Excerpts from an interface dataset
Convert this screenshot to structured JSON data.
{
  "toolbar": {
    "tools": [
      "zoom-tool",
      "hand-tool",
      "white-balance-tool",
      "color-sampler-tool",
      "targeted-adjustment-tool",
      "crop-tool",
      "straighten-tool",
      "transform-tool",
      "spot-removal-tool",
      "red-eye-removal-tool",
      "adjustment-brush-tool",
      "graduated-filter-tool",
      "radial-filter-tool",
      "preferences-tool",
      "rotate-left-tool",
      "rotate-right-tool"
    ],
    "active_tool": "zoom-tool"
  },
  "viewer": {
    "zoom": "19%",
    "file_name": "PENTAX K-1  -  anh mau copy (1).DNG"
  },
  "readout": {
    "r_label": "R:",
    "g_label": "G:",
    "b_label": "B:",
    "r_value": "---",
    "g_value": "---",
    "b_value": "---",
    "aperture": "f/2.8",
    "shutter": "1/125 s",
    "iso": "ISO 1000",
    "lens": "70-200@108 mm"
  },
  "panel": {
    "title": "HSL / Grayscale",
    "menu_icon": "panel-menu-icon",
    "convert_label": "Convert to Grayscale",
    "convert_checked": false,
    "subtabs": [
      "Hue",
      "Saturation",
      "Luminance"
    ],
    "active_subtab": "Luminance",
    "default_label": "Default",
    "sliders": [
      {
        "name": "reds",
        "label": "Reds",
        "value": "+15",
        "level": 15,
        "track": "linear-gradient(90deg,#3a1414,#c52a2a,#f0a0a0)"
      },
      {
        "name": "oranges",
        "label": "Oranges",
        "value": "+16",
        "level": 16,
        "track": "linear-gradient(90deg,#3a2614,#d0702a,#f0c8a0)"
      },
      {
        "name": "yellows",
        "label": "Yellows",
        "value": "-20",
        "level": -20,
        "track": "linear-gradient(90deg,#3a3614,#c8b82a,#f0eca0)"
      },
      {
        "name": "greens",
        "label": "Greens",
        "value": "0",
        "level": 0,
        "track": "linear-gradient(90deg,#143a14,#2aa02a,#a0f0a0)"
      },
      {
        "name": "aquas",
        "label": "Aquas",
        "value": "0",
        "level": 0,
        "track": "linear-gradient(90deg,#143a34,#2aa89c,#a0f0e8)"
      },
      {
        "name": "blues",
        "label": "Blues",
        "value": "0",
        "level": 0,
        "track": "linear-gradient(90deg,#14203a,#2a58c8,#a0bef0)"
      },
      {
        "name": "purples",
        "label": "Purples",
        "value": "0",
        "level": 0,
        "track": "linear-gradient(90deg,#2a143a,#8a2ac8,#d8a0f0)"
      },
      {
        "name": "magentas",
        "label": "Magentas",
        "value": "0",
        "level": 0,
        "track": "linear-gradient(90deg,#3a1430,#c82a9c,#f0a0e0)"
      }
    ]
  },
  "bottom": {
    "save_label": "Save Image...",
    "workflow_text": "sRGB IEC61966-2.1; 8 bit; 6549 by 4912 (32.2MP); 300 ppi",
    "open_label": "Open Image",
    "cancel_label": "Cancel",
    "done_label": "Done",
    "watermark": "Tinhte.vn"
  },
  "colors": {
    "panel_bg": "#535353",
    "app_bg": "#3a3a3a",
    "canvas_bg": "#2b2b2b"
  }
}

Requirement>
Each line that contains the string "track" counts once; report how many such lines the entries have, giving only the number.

Output of the exercise>
8